Still Life with One Blue Butterfly
Oil on linen
26 x 30 in.
Available through North Star Art Gallery
Brian Keeler’s still life paintings will be featured in When Life is Still, a special exhibit at the North Star Art Gallery in August and September. The exhibit expresses contemplation of everyday objects illumined by a variety of light sources. In Still Life with One Blue Butterfly, the late afternoon light is coming through the window off to the side as well as from ambient light.
This year during the pandemic self-isolation and social distancing the process of painting the ephemeral effects of light and the temporal beauty of flowers underscores the purpose of traditional types of still life work. Specifically, the still life paintings of the Dutch 17th century Golden-era are evoked here as they too had an allegorical underpinning through their “vanitias” illustrations of the temporal and impermanent nature of life. The current pandemic has served to further augment appreciation of the common and quotidian qualities of life.
Expressing and describing the beauty of light has been the focus of Brian Keeler’s career in painting. Depicting the “topography of light” is the way he likes to describe this process, as this phrase communicates the way light plays across forms and describes their shapes. His work includes landscape, the figure, portraits, still life and allegorical work. While the subject of the painting is specific, in a certain sense the light actually becomes the subject for Keeler and the scene or depiction takes on a secondary or supporting role. He often chooses the “Golden Hour” as the time for portraying the motifs he selects, as this late afternoon or early morning light accentuates the drama of any given scene. His figurative painting and other genres also incorporate a marvelous appreciation for the way light can reveal the world to us.
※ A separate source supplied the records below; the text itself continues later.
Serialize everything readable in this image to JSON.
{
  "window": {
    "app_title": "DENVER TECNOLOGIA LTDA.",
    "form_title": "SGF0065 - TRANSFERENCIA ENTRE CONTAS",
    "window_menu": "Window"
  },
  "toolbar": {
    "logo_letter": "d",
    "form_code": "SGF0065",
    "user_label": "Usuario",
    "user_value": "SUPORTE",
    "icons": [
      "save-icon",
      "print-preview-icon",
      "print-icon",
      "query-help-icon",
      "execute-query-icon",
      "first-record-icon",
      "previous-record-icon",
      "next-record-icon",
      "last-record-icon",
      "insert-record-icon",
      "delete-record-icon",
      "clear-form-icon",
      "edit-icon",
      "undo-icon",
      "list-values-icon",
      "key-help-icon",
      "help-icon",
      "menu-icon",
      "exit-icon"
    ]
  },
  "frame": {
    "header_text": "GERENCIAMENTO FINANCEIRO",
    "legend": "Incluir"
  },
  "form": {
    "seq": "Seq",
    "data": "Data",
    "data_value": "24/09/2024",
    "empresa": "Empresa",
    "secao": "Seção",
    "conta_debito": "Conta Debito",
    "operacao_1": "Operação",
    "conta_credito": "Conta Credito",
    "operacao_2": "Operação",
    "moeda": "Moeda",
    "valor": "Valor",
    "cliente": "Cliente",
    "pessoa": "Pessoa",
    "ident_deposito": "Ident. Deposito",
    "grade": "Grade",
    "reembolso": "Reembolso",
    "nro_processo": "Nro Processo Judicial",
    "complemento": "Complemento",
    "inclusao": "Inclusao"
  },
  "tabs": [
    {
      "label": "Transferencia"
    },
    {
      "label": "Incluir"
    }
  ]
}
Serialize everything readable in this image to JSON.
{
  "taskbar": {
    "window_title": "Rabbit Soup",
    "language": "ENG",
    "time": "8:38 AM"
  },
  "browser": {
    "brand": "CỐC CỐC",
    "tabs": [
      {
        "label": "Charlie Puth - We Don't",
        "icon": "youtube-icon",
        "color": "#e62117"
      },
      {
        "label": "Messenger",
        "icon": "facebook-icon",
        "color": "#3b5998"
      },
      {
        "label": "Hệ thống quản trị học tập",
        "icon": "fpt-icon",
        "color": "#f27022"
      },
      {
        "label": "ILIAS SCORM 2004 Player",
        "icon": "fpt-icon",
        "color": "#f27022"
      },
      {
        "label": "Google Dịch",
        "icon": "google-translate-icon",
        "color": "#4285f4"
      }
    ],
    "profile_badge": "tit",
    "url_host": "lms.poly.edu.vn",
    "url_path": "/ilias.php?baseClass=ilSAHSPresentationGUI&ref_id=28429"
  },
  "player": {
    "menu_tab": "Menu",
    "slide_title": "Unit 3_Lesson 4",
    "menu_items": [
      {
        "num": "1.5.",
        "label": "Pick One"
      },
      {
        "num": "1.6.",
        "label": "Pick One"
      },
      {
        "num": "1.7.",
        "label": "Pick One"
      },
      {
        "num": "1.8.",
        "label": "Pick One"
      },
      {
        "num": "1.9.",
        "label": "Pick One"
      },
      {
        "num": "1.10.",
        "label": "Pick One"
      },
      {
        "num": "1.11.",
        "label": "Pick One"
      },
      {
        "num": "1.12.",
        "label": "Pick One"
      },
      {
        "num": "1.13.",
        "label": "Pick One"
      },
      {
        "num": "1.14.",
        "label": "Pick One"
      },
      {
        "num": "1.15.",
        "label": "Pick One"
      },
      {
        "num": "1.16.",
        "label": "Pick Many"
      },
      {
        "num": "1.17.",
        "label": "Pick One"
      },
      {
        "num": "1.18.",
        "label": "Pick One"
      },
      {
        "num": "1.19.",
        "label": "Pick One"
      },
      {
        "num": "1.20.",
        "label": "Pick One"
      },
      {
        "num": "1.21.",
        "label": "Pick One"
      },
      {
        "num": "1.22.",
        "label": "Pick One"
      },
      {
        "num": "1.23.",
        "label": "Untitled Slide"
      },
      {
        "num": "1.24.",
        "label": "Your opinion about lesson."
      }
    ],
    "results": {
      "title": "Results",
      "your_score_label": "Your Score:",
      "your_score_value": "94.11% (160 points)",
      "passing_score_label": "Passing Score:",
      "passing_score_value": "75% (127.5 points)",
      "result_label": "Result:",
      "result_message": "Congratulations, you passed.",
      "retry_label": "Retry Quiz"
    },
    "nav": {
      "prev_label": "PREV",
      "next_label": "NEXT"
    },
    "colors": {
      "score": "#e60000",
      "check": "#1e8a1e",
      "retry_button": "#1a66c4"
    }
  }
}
Among other artists, patrons and the general public Keeler is known as a colorist; the quality of his color is one of the memorable aspects of his well-crafted work. His art also combines a unique sense of composition, proportional harmonies and draftsmanship, as these paintings, pastels and watercolors show an orchestration of the overall relationships.